conditions, the FII route could be used to overcome the rules
and bring in foreign investment. All the company needs to do is
get FIIs that are registered with SEBI to invest in the IPO.
This is what the RBI is possibly objecting to. Interestingly,
the regulator is not averse to FIIs buying shares in the
secondary market. In other words, even though FIIs cannot
subscribe to a real estate firm's IPO (if the project concerned
is non-FDI compliant), they can buy shares through a registered
broker once the company gets listed.
Madaan & Co. believes that further clarifications are required
by the RBI in order to clear the contradictions in various
policies of the Government of India.
The foreign Investors
should also be careful in investing in real estate in India.
A proper legal advice is highly recommended before investing in
this sector. In a nutshell: INVESTORS BE WISE
Norms for Real Estate Mutual Funds
Securities and Exchange Board
of India (SEBI) has issued guidelines on real estate mutual
funds (REMFs). Once these investment vehicles see the light of
the day, small investors will be able to participate in, and
profit from, the real estate growth story.
The way the policy is evolving in India, initially REMFs will be
allowed to invest in listed entities only. The next step will be
to set up real estate investment trusts (REITs), which will be
allowed to invest directly in real estate assets.

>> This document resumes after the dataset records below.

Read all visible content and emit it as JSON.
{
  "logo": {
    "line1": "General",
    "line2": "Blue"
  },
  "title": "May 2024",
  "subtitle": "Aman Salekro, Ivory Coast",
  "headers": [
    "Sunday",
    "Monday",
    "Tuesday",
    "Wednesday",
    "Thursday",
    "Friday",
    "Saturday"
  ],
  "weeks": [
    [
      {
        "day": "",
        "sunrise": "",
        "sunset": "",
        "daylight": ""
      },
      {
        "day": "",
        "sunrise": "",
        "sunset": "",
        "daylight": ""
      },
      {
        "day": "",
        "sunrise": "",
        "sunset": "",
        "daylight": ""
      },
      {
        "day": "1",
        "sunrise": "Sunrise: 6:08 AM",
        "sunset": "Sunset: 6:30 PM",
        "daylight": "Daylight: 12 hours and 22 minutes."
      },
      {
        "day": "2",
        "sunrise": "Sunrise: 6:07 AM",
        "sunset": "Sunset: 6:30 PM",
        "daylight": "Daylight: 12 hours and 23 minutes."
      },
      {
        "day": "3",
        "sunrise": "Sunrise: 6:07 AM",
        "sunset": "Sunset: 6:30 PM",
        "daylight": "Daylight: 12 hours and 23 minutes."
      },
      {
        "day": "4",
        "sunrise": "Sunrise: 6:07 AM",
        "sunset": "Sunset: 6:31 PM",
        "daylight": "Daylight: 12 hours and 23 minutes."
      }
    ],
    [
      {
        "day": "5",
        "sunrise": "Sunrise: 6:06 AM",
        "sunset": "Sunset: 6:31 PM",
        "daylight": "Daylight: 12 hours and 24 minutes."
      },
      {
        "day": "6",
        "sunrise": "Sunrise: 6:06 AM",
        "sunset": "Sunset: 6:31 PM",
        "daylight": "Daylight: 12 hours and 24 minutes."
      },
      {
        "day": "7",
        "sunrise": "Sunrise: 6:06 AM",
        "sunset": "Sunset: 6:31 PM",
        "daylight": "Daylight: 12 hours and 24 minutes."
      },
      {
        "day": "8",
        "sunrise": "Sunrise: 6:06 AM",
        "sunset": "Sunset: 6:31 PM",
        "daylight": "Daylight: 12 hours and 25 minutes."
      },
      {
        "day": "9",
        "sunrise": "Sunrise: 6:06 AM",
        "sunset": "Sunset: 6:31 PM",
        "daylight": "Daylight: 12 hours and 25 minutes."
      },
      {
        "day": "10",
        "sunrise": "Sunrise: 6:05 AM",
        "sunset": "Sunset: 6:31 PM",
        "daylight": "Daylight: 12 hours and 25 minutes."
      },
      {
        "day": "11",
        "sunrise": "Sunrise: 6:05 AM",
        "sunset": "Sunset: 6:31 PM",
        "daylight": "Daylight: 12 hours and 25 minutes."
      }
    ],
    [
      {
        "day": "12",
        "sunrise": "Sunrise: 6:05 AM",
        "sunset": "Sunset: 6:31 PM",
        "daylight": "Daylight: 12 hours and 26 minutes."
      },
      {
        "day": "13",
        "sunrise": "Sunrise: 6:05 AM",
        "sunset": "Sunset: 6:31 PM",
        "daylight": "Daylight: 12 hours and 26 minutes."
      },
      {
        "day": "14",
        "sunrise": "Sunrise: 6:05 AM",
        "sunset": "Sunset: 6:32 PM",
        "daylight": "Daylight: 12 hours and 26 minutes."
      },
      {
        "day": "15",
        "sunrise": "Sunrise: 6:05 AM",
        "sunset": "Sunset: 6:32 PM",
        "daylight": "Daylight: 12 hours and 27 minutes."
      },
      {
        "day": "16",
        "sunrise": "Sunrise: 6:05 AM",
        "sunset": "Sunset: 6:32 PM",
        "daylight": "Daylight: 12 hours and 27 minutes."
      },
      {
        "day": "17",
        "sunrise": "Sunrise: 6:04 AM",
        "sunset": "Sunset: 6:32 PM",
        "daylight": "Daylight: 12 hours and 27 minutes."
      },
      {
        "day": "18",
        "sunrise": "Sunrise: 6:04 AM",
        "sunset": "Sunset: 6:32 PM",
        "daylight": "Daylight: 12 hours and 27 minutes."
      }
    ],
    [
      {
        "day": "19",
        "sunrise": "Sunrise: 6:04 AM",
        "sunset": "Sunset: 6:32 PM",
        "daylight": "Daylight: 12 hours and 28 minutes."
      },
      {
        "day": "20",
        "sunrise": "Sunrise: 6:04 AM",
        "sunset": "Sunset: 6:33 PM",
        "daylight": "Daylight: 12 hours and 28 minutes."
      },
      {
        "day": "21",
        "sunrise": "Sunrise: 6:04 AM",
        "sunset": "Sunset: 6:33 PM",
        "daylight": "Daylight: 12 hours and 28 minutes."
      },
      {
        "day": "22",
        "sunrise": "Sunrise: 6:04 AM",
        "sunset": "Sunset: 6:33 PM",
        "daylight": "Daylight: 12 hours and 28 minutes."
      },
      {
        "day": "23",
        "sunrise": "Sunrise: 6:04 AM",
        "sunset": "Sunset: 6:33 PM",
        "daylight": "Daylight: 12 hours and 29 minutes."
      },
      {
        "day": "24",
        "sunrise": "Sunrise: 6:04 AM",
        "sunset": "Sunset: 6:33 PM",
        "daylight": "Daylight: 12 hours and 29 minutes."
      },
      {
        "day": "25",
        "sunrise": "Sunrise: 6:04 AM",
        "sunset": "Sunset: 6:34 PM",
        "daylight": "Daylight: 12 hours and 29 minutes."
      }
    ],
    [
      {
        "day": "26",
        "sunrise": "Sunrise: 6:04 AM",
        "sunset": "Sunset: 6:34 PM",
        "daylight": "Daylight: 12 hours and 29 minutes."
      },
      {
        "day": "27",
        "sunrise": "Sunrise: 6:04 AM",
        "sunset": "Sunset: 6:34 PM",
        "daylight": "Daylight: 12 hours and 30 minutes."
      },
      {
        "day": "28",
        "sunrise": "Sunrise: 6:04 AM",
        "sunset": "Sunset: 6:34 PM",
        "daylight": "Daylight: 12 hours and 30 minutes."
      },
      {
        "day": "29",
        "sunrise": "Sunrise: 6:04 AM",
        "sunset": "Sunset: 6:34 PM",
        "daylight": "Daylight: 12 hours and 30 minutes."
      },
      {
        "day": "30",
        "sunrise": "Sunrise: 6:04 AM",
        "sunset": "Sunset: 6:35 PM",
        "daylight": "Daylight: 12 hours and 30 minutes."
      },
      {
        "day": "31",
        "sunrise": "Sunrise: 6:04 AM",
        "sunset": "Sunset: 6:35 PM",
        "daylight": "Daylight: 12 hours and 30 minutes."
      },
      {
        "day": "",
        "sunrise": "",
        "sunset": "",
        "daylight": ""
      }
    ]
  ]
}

This graduated
approach is being followed to allow time for the market to
mature, and so that public money is not put to undue risk..